> [Instructions for the task]: Would you reproduce the entries exactly, including every line?

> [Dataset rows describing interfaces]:
•••••

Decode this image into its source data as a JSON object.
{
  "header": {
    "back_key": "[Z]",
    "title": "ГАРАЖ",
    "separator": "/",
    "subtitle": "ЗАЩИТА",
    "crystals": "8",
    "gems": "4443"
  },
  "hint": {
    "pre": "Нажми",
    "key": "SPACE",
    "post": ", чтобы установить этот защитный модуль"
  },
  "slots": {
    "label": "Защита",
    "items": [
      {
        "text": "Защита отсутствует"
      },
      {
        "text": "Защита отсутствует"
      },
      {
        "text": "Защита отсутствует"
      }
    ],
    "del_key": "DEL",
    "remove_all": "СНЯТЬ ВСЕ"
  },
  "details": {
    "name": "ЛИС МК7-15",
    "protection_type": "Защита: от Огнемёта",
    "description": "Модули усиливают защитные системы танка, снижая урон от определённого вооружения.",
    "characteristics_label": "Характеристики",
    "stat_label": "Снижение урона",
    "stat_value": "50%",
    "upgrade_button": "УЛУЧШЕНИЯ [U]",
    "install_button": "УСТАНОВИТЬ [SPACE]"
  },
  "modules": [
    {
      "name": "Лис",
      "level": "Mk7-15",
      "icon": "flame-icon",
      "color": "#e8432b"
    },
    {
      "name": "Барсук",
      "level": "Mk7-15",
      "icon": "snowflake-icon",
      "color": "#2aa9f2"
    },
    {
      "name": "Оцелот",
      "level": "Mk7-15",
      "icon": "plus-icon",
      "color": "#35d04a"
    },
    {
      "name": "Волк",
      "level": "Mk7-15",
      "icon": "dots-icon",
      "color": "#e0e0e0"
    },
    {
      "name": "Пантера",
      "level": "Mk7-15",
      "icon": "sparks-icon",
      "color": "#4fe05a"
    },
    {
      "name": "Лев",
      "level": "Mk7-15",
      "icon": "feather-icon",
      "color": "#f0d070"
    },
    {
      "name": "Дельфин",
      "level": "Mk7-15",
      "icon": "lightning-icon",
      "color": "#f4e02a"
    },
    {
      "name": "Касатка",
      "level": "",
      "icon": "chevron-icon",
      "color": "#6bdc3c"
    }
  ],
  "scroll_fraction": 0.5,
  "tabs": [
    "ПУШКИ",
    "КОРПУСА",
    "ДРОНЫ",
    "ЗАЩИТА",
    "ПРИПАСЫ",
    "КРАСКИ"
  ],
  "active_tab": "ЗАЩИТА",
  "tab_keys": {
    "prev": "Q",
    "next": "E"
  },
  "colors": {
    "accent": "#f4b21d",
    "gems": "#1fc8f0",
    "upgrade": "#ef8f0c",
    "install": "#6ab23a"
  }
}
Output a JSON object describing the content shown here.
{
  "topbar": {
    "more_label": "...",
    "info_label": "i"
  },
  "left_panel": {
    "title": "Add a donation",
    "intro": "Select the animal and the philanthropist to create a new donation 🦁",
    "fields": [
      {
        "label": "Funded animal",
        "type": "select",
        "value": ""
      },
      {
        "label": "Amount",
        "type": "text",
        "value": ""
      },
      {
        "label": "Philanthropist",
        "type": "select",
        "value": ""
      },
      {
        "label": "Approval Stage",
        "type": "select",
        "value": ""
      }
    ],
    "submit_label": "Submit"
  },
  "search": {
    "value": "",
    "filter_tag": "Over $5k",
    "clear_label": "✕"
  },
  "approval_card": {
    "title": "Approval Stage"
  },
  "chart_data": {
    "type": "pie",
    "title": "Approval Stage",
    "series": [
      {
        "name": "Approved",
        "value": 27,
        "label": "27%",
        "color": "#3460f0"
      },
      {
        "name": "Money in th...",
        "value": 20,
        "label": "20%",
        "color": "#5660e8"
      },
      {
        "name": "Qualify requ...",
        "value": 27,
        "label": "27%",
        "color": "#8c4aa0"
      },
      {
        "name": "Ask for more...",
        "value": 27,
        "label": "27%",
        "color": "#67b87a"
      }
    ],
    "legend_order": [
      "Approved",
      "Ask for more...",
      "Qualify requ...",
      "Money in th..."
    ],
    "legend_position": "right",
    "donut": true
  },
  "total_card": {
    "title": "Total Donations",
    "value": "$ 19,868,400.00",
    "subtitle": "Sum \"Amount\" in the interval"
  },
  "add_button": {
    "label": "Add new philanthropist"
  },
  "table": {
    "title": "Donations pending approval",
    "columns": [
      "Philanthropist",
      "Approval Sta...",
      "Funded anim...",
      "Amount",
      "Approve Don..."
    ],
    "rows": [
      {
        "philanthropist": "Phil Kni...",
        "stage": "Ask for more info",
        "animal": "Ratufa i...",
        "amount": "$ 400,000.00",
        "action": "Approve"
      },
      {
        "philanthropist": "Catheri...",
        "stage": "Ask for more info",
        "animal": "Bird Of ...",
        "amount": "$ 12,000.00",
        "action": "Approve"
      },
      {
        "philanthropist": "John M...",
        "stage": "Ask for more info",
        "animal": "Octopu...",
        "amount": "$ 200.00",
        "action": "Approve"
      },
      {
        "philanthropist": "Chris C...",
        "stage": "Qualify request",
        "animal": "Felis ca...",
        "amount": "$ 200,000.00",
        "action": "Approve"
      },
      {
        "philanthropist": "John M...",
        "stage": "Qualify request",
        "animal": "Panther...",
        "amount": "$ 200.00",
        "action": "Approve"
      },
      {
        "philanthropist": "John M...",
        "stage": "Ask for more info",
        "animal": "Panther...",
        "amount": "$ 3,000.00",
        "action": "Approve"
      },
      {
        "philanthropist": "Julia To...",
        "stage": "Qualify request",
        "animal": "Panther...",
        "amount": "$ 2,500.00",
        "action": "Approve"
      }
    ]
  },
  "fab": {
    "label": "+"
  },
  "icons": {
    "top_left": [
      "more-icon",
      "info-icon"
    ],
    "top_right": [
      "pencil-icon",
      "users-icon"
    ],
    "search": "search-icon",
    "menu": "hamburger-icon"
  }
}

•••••

> [Task output]:
Decode this image into its source data as a JSON object.
{
  "header": {
    "back_key": "[Z]",
    "title": "ГАРАЖ",
    "separator": "/",
    "subtitle": "ЗАЩИТА",
    "crystals": "8",
    "gems": "4443"
  },
  "hint": {
    "pre": "Нажми",
    "key": "SPACE",
    "post": ", чтобы установить этот защитный модуль"
  },
  "slots": {
    "label": "Защита",
    "items": [
      {
        "text": "Защита отсутствует"
      },
      {
        "text": "Защита отсутствует"
      },
      {
        "text": "Защита отсутствует"
      }
    ],
    "del_key": "DEL",
    "remove_all": "СНЯТЬ ВСЕ"
  },
  "details": {
    "name": "ЛИС МК7-15",
    "protection_type": "Защита: от Огнемёта",
    "description": "Модули усиливают защитные системы танка, снижая урон от определённого вооружения.",
    "characteristics_label": "Характеристики",
    "stat_label": "Снижение урона",
    "stat_value": "50%",
    "upgrade_button": "УЛУЧШЕНИЯ [U]",
    "install_button": "УСТАНОВИТЬ [SPACE]"
  },
  "modules": [
    {
      "name": "Лис",
      "level": "Mk7-15",
      "icon": "flame-icon",
      "color": "#e8432b"
    },
    {
      "name": "Барсук",
      "level": "Mk7-15",
      "icon": "snowflake-icon",
      "color": "#2aa9f2"
    },
    {
      "name": "Оцелот",
      "level": "Mk7-15",
      "icon": "plus-icon",
      "color": "#35d04a"
    },
    {
      "name": "Волк",
      "level": "Mk7-15",
      "icon": "dots-icon",
      "color": "#e0e0e0"
    },
    {
      "name": "Пантера",
      "level": "Mk7-15",
      "icon": "sparks-icon",
      "color": "#4fe05a"
    },
    {
      "name": "Лев",
      "level": "Mk7-15",
      "icon": "feather-icon",
      "color": "#f0d070"
    },
    {
      "name": "Дельфин",
      "level": "Mk7-15",
      "icon": "lightning-icon",
      "color": "#f4e02a"
    },
    {
      "name": "Касатка",
      "level": "",
      "icon": "chevron-icon",
      "color": "#6bdc3c"
    }
  ],
  "scroll_fraction": 0.5,
  "tabs": [
    "ПУШКИ",
    "КОРПУСА",
    "ДРОНЫ",
    "ЗАЩИТА",
    "ПРИПАСЫ",
    "КРАСКИ"
  ],
  "active_tab": "ЗАЩИТА",
  "tab_keys": {
    "prev": "Q",
    "next": "E"
  },
  "colors": {
    "accent": "#f4b21d",
    "gems": "#1fc8f0",
    "upgrade": "#ef8f0c",
    "install": "#6ab23a"
  }
}
Output a JSON object describing the content shown here.
{
  "topbar": {
    "more_label": "...",
    "info_label": "i"
  },
  "left_panel": {
    "title": "Add a donation",
    "intro": "Select the animal and the philanthropist to create a new donation 🦁",
    "fields": [
      {
        "label": "Funded animal",
        "type": "select",
        "value": ""
      },
      {
        "label": "Amount",
        "type": "text",
        "value": ""
      },
      {
        "label": "Philanthropist",
        "type": "select",
        "value": ""
      },
      {
        "label": "Approval Stage",
        "type": "select",
        "value": ""
      }
    ],
    "submit_label": "Submit"
  },
  "search": {
    "value": "",
    "filter_tag": "Over $5k",
    "clear_label": "✕"
  },
  "approval_card": {
    "title": "Approval Stage"
  },
  "chart_data": {
    "type": "pie",
    "title": "Approval Stage",
    "series": [
      {
        "name": "Approved",
        "value": 27,
        "label": "27%",
        "color": "#3460f0"
      },
      {
        "name": "Money in th...",
        "value": 20,
        "label": "20%",
        "color": "#5660e8"
      },
      {
        "name": "Qualify requ...",
        "value": 27,
        "label": "27%",
        "color": "#8c4aa0"
      },
      {
        "name": "Ask for more...",
        "value": 27,
        "label": "27%",
        "color": "#67b87a"
      }
    ],
    "legend_order": [
      "Approved",
      "Ask for more...",
      "Qualify requ...",
      "Money in th..."
    ],
    "legend_position": "right",
    "donut": true
  },
  "total_card": {
    "title": "Total Donations",
    "value": "$ 19,868,400.00",
    "subtitle": "Sum \"Amount\" in the interval"
  },
  "add_button": {
    "label": "Add new philanthropist"
  },
  "table": {
    "title": "Donations pending approval",
    "columns": [
      "Philanthropist",
      "Approval Sta...",
      "Funded anim...",
      "Amount",
      "Approve Don..."
    ],
    "rows": [
      {
        "philanthropist": "Phil Kni...",
        "stage": "Ask for more info",
        "animal": "Ratufa i...",
        "amount": "$ 400,000.00",
        "action": "Approve"
      },
      {
        "philanthropist": "Catheri...",
        "stage": "Ask for more info",
        "animal": "Bird Of ...",
        "amount": "$ 12,000.00",
        "action": "Approve"
      },
      {
        "philanthropist": "John M...",
        "stage": "Ask for more info",
        "animal": "Octopu...",
        "amount": "$ 200.00",
        "action": "Approve"
      },
      {
        "philanthropist": "Chris C...",
        "stage": "Qualify request",
        "animal": "Felis ca...",
        "amount": "$ 200,000.00",
        "action": "Approve"
      },
      {
        "philanthropist": "John M...",
        "stage": "Qualify request",
        "animal": "Panther...",
        "amount": "$ 200.00",
        "action": "Approve"
      },
      {
        "philanthropist": "John M...",
        "stage": "Ask for more info",
        "animal": "Panther...",
        "amount": "$ 3,000.00",
        "action": "Approve"
      },
      {
        "philanthropist": "Julia To...",
        "stage": "Qualify request",
        "animal": "Panther...",
        "amount": "$ 2,500.00",
        "action": "Approve"
      }
    ]
  },
  "fab": {
    "label": "+"
  },
  "icons": {
    "top_left": [
      "more-icon",
      "info-icon"
    ],
    "top_right": [
      "pencil-icon",
      "users-icon"
    ],
    "search": "search-icon",
    "menu": "hamburger-icon"
  }
}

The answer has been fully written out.